In 1961, Carmichael became one of the Freedom Riders. Trained in non-violence, he was arrested in Mississippi and sentenced to 49 days in jail. He became chairman of SNCC in 1966.
On his release, Carmichael made his famous “Black Power” speech in which he called on “black people in this country to unite, to recognise their heritage, and to build a sense of community.” He also urged all African Americans to reject the values, as they stood then, of American society. Figures vary as to the size of his audience. Some put it at 600 while John Dittmer put the figure as high as 3000. Carmichael’s new public stance could not have been clearer when he said “Every courthouse in Mississippi ought to be burned tomorrow to get rid of the dirt.” Included in his speech were references to his support for Marxist ideas – a clear move away from the beliefs of Martin Luther King.
Carmichael encouraged those who followed him to adopt an African style of dress with Afro hairstyles. He told his followers that they should reject white ideas of appearance and style. He used the phrase “Black is Beautiful”.
From this position, Carmichael went on to criticise the stance of King and the idea of non-violence. Carmichael was made an “honorary prime minister” of the Black Panthers.

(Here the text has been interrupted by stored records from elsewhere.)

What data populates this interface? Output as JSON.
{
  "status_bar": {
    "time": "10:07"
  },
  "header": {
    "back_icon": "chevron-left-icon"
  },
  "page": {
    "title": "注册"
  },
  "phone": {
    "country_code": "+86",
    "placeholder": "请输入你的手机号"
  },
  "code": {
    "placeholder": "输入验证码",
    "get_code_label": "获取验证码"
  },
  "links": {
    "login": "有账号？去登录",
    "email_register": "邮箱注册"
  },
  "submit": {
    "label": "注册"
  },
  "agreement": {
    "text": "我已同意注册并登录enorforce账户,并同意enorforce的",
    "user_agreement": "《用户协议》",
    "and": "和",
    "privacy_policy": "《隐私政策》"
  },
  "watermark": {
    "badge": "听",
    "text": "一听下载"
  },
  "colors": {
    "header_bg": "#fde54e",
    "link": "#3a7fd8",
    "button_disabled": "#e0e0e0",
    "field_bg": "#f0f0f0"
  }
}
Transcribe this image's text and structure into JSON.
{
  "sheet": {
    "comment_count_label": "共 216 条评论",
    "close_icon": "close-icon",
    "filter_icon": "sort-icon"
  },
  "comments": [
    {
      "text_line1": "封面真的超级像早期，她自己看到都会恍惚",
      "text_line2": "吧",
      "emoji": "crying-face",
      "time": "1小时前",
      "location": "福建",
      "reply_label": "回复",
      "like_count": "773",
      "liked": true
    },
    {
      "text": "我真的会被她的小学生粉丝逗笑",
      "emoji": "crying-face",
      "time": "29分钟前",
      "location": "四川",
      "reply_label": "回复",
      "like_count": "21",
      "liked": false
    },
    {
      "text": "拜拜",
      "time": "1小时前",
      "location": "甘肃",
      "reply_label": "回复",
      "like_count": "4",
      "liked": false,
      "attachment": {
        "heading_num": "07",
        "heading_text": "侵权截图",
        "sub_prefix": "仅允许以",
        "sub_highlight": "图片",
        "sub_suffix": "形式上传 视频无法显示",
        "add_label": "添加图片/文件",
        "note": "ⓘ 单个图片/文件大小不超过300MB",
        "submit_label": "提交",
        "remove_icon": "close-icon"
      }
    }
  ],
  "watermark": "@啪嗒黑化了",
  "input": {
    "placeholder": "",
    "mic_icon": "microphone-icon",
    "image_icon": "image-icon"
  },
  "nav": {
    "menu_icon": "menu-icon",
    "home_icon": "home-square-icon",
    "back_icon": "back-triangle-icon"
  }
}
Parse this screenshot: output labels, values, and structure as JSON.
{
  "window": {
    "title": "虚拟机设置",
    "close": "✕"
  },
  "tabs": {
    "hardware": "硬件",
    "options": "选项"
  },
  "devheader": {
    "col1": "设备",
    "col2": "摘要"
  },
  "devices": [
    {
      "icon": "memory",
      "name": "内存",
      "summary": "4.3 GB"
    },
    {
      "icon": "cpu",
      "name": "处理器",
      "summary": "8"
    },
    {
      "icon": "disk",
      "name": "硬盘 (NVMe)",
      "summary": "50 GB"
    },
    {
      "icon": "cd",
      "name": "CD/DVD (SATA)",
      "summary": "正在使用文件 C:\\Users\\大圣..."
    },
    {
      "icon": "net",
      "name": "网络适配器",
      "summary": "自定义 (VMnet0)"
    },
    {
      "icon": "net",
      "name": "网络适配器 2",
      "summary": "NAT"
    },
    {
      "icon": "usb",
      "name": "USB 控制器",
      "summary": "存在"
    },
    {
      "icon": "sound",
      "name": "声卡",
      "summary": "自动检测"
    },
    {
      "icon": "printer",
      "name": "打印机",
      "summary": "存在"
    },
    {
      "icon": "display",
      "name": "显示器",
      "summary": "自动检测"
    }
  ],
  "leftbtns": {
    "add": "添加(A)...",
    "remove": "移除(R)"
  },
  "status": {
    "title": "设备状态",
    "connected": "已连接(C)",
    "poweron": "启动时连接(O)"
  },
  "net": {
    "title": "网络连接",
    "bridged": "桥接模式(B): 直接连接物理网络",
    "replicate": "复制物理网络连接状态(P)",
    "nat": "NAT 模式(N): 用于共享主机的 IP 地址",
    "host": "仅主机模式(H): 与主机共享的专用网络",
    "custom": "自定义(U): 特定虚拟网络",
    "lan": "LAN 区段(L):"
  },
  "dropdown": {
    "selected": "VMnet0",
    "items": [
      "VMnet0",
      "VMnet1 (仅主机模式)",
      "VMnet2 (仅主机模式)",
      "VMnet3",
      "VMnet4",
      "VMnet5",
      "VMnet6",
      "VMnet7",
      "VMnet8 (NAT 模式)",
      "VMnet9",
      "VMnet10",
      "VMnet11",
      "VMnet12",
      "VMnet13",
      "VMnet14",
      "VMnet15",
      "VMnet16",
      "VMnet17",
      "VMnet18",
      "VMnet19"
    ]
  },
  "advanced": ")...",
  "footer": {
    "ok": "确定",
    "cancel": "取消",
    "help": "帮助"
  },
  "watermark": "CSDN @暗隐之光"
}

When his passport was returned, Carmichael went to live in Guinea, Africa. Here he adopted the name Kwame Ture and he worked as a political aide to the country’s prime minister Sekou Toure.